The national program of intensive forest monitoring is managed by the Finnish Forest Research Institute (Metla). In 2011 five of the 18 Finnish intensive monitoring plots situated in Finnish Lapland (Fig. 5.1.: Sevettijärvi, Pallasjärvi and three plots in Kivalo). Finnish national intensive forest monitoring network is part of pan-European ICP Forests network of ca. 800 plots (http://icp-forests.net/page/level-ii). ICP Forests (the International Co-operative Programme on Assessment and Monitoring of Air Pollution Effects on Forests) operates under the UNECE Convention on Long-range Transboundary Air Pollution. These intensive monitoring plots were established in co-operation of ICP Forests and European Commission in mid 1990’s. European Commission co-financed forest monitoring under forest monitoring regulations until the end of 2006 when the Forest Focus regulation (EC No 2152 / 2003) expired. During 2009-2011 part of these intensive forest monitoring plots were included in Life+-project called “FutMon” (Further Development and Implementation of an EU-level Forest Monitoring System: http://www.futmon.org/). Monitoring is carried out following the manual of ICP Forests (http://icp-forests.net/page/icp-forests-manual) and the monitoring data is submitted once a year to the ICP Forests database in Hamburg. Every year Programme Coordinating Centre of ICP Forests publishes technical and executive reports on the condition of forests in Europe. ICP Forests monitoring activities provide information also for a number of criteria and indicators of sustainable forest management as defined by the Forest Europe Ministerial Conference on the Protection of Forests in Europe. Network type: National nation-wide monitoring

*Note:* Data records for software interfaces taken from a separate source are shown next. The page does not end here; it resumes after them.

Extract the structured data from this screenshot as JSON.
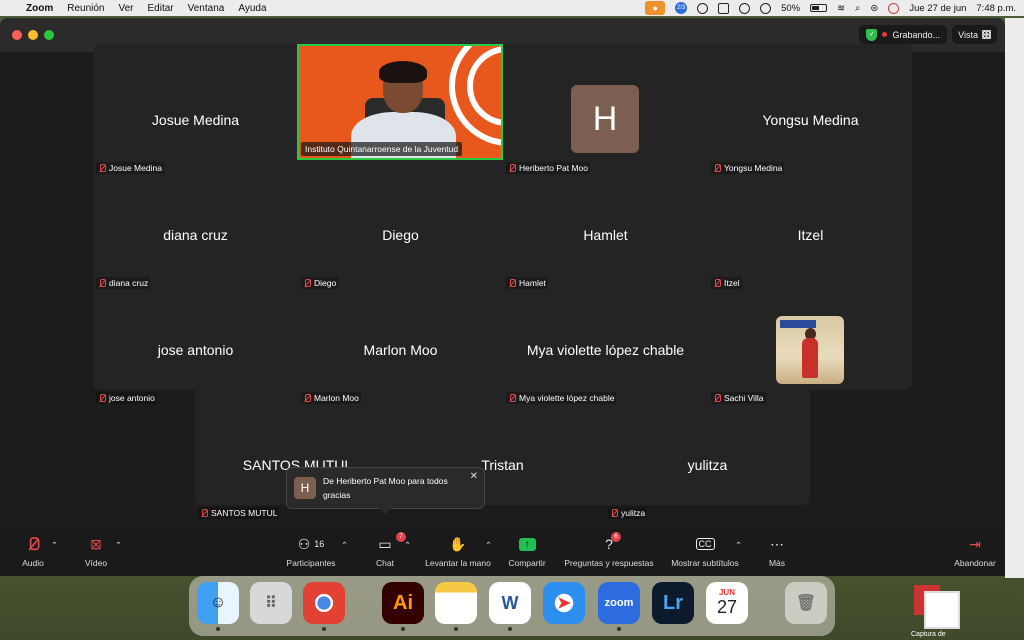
{
  "menubar": {
    "app": "Zoom",
    "items": [
      "Reunión",
      "Ver",
      "Editar",
      "Ventana",
      "Ayuda"
    ],
    "battery": "50%",
    "date": "Jue 27 de jun",
    "time": "7:48 p.m.",
    "badge": "2/3"
  },
  "window": {
    "recording": "Grabando...",
    "view": "Vista"
  },
  "tiles": [
    {
      "big": "Josue Medina",
      "label": "Josue Medina"
    },
    {
      "big": "",
      "label": "Instituto Quintanarroense de la Juventud"
    },
    {
      "big": "",
      "label": "Heriberto Pat Moo",
      "avatar": "H"
    },
    {
      "big": "Yongsu Medina",
      "label": "Yongsu Medina"
    },
    {
      "big": "diana cruz",
      "label": "diana cruz"
    },
    {
      "big": "Diego",
      "label": "Diego"
    },
    {
      "big": "Hamlet",
      "label": "Hamlet"
    },
    {
      "big": "Itzel",
      "label": "Itzel"
    },
    {
      "big": "jose antonio",
      "label": "jose antonio"
    },
    {
      "big": "Marlon Moo",
      "label": "Marlon Moo"
    },
    {
      "big": "Mya violette lópez chable",
      "label": "Mya violette lópez chable"
    },
    {
      "big": "",
      "label": "Sachi Villa"
    },
    {
      "big": "SANTOS MUTUL",
      "label": "SANTOS MUTUL"
    },
    {
      "big": "Tristan",
      "label": "Tristan"
    },
    {
      "big": "yulitza",
      "label": "yulitza"
    }
  ],
  "chat_toast": {
    "avatar": "H",
    "message": "De Heriberto Pat Moo para todos gracias"
  },
  "toolbar": {
    "audio": "Audio",
    "video": "Vídeo",
    "participants": "Participantes",
    "participants_count": "16",
    "chat": "Chat",
    "chat_badge": "7",
    "raise_hand": "Levantar la mano",
    "share": "Compartir",
    "qa": "Preguntas y respuestas",
    "qa_badge": "6",
    "captions": "Mostrar subtítulos",
    "more": "Más",
    "leave": "Abandonar"
  },
  "dock": {
    "calendar_month": "JUN",
    "calendar_day": "27",
    "zoom_label": "zoom",
    "ai": "Ai",
    "lr": "Lr",
    "word": "W",
    "file_label": "Captura de"
  }
}
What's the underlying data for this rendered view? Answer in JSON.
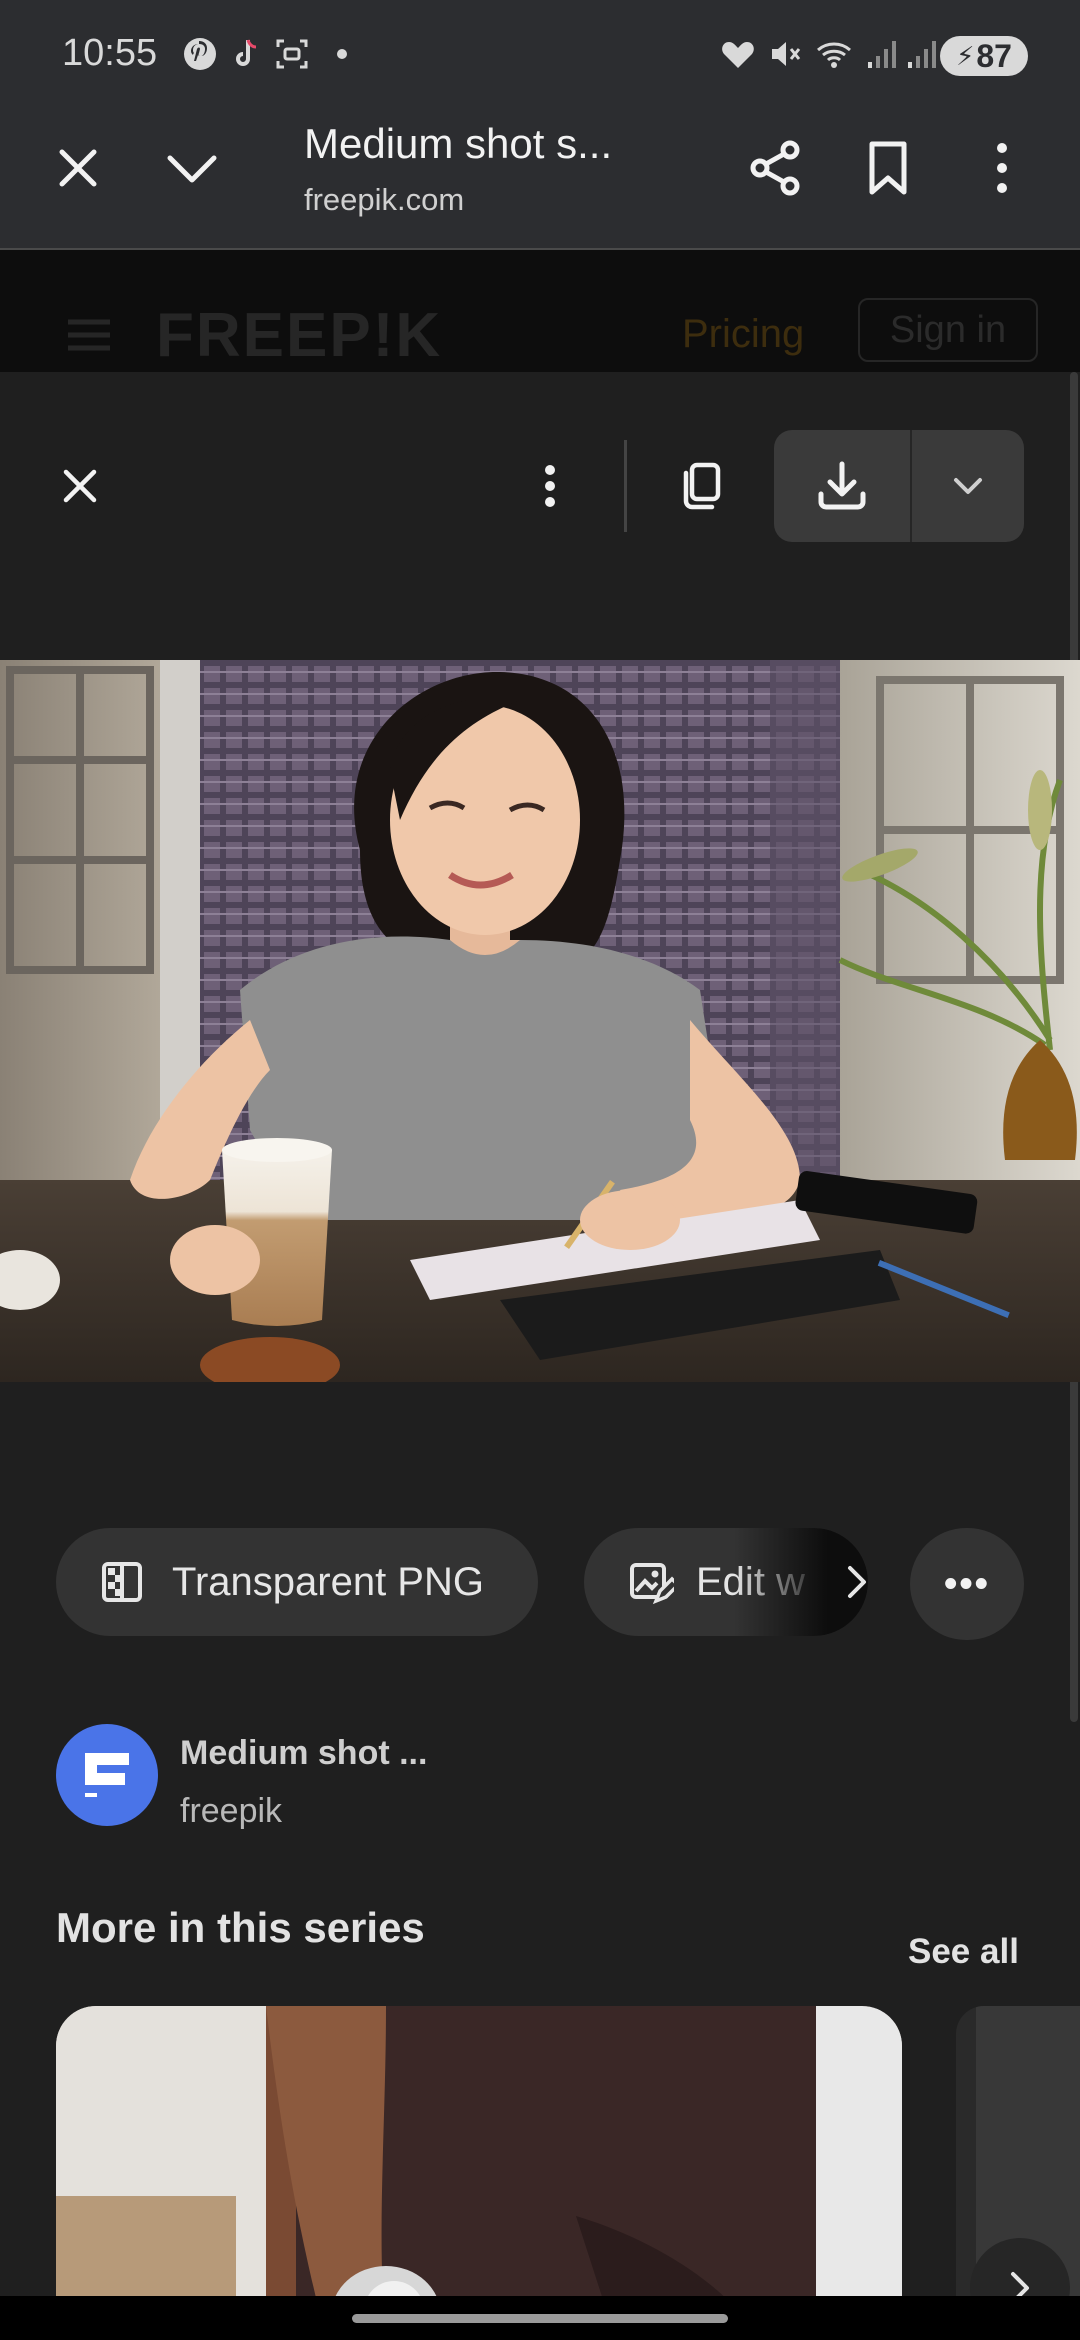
{
  "status_bar": {
    "time": "10:55",
    "battery": "87",
    "left_icons": [
      "pinterest-icon",
      "tiktok-icon",
      "screenshot-icon",
      "dot-icon"
    ],
    "right_icons": [
      "heart-icon",
      "mute-icon",
      "wifi-icon",
      "signal-icon",
      "signal-icon"
    ]
  },
  "custom_tab": {
    "title": "Medium shot s...",
    "url": "freepik.com",
    "icons": [
      "close-icon",
      "chevron-down-icon",
      "share-icon",
      "bookmark-icon",
      "more-vert-icon"
    ]
  },
  "site_header": {
    "logo": "FREEP!K",
    "pricing": "Pricing",
    "signin": "Sign in",
    "accent": "#3d2d0e"
  },
  "viewer": {
    "icons": [
      "close-icon",
      "more-vert-icon",
      "copy-icon",
      "download-icon",
      "chevron-down-icon"
    ],
    "chips": [
      {
        "label": "Transparent PNG",
        "icon": "transparent-png-icon"
      },
      {
        "label": "Edit w",
        "icon": "edit-image-icon"
      }
    ],
    "more_label": "•••"
  },
  "attribution": {
    "title": "Medium shot ...",
    "author": "freepik",
    "avatar_color": "#4a74e8"
  },
  "series": {
    "title": "More in this series",
    "see_all": "See all"
  }
}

Coastal Module of GOOS
The monitoring is focused on risk assessment of LRTAP -type substances in terrestrial foodchains of the Boreal and subarctic environment. The concentration levels in precipitation, in the soil humus and in the indicator species (e.g. red woodants, common shrew) are studied annually in the seven areas locating in the Southern, Middle and Northern Finland. Possible gradients and changes in concentration levels between the Southern and Northern environments will be a part of the base data for risk assessment and pollution development in Finland.
Objectives: To determine the temporal and spatial trends and accumulation rates of heavy metals and persistent organic contamineants and to differentiate between natural and anthropogenic sources of heavy metals. Summary: Heavy metal and persistent organic contaminant concentrations and accumulation rate are measured in Pb-210 dated sediment cores of small lakes in different areas of Finnish Lapland.